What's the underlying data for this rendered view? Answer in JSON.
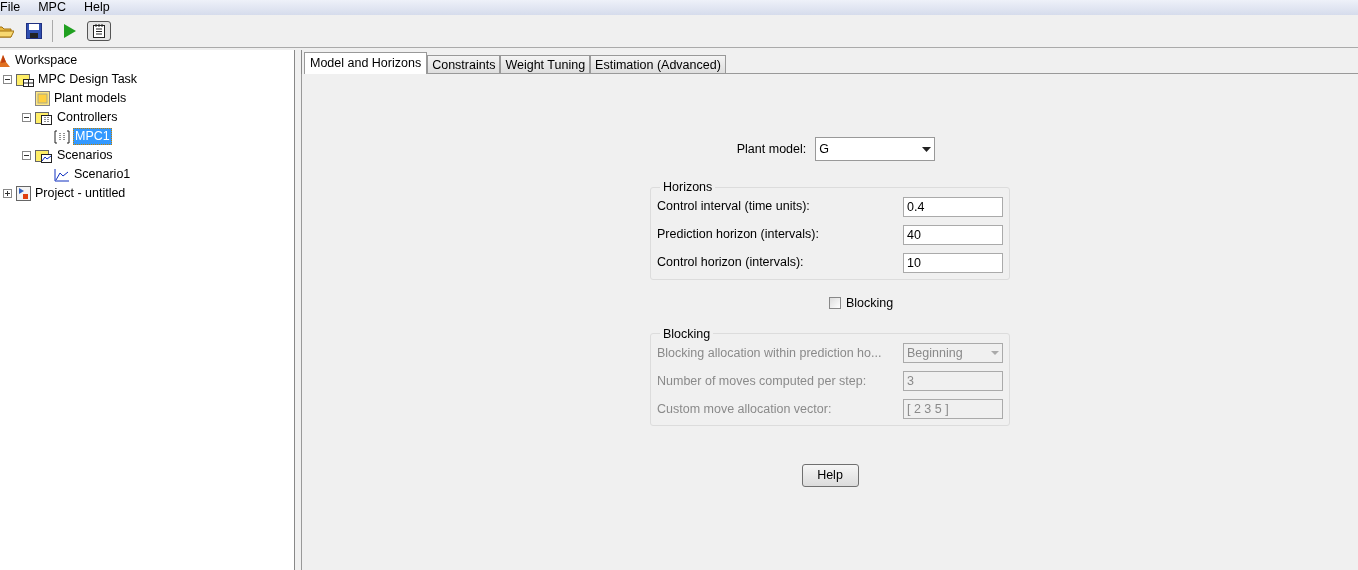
{
  "menu": [
    "File",
    "MPC",
    "Help"
  ],
  "tree": [
    {
      "label": "Workspace",
      "kind": "workspace",
      "selected": false,
      "children": [
        {
          "label": "MPC Design Task",
          "kind": "task",
          "expanded": true,
          "selected": false,
          "children": [
            {
              "label": "Plant models",
              "kind": "plant",
              "selected": false
            },
            {
              "label": "Controllers",
              "kind": "controllers",
              "expanded": true,
              "selected": false,
              "children": [
                {
                  "label": "MPC1",
                  "kind": "controller",
                  "selected": true
                }
              ]
            },
            {
              "label": "Scenarios",
              "kind": "scenarios",
              "expanded": true,
              "selected": false,
              "children": [
                {
                  "label": "Scenario1",
                  "kind": "scenario",
                  "selected": false
                }
              ]
            }
          ]
        },
        {
          "label": "Project - untitled",
          "kind": "project",
          "expanded": false,
          "selected": false
        }
      ]
    }
  ],
  "tabs": [
    {
      "label": "Model and Horizons",
      "selected": true
    },
    {
      "label": "Constraints",
      "selected": false
    },
    {
      "label": "Weight Tuning",
      "selected": false
    },
    {
      "label": "Estimation (Advanced)",
      "selected": false
    }
  ],
  "plant_model": {
    "label": "Plant model:",
    "value": "G"
  },
  "horizons": {
    "title": "Horizons",
    "disabled": false,
    "fields": [
      {
        "label": "Control interval (time units):",
        "value": "0.4",
        "kind": "text"
      },
      {
        "label": "Prediction horizon (intervals):",
        "value": "40",
        "kind": "text"
      },
      {
        "label": "Control horizon (intervals):",
        "value": "10",
        "kind": "text"
      }
    ]
  },
  "blocking_checkbox": {
    "label": "Blocking",
    "checked": false
  },
  "blocking": {
    "title": "Blocking",
    "disabled": true,
    "fields": [
      {
        "label": "Blocking allocation within prediction ho...",
        "value": "Beginning",
        "kind": "select"
      },
      {
        "label": "Number of moves computed per step:",
        "value": "3",
        "kind": "text"
      },
      {
        "label": "Custom move allocation vector:",
        "value": "[ 2 3 5 ]",
        "kind": "text"
      }
    ]
  },
  "help_button": "Help"
}
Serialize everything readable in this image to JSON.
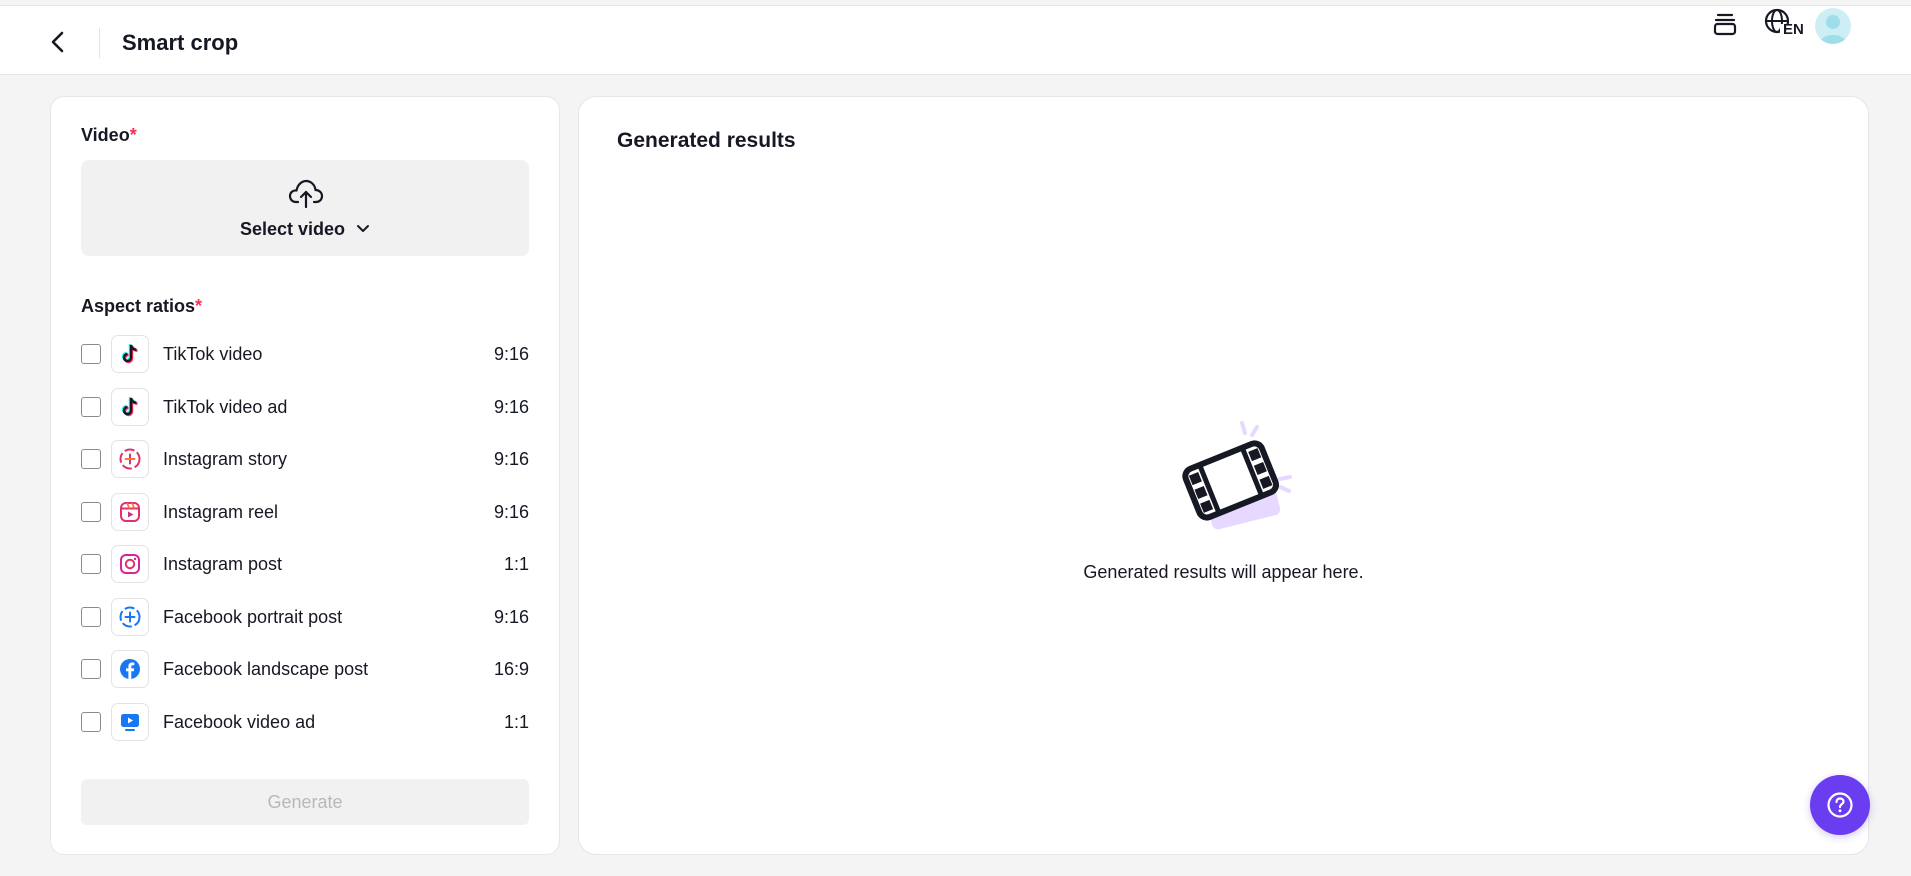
{
  "header": {
    "title": "Smart crop",
    "language_badge": "EN"
  },
  "left_panel": {
    "video_label": "Video",
    "required_mark": "*",
    "upload_label": "Select video",
    "aspect_label": "Aspect ratios",
    "generate_label": "Generate",
    "ratios": [
      {
        "name": "TikTok video",
        "ratio": "9:16",
        "icon": "tiktok-icon"
      },
      {
        "name": "TikTok video ad",
        "ratio": "9:16",
        "icon": "tiktok-icon"
      },
      {
        "name": "Instagram story",
        "ratio": "9:16",
        "icon": "instagram-story-icon"
      },
      {
        "name": "Instagram reel",
        "ratio": "9:16",
        "icon": "instagram-reel-icon"
      },
      {
        "name": "Instagram post",
        "ratio": "1:1",
        "icon": "instagram-icon"
      },
      {
        "name": "Facebook portrait post",
        "ratio": "9:16",
        "icon": "facebook-story-icon"
      },
      {
        "name": "Facebook landscape post",
        "ratio": "16:9",
        "icon": "facebook-icon"
      },
      {
        "name": "Facebook video ad",
        "ratio": "1:1",
        "icon": "facebook-video-icon"
      }
    ]
  },
  "right_panel": {
    "title": "Generated results",
    "empty_text": "Generated results will appear here."
  },
  "colors": {
    "accent": "#6a3df0",
    "required": "#fe2c55",
    "illustration": "#e7d8ff"
  }
}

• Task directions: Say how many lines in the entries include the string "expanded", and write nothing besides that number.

• Exercise output: 4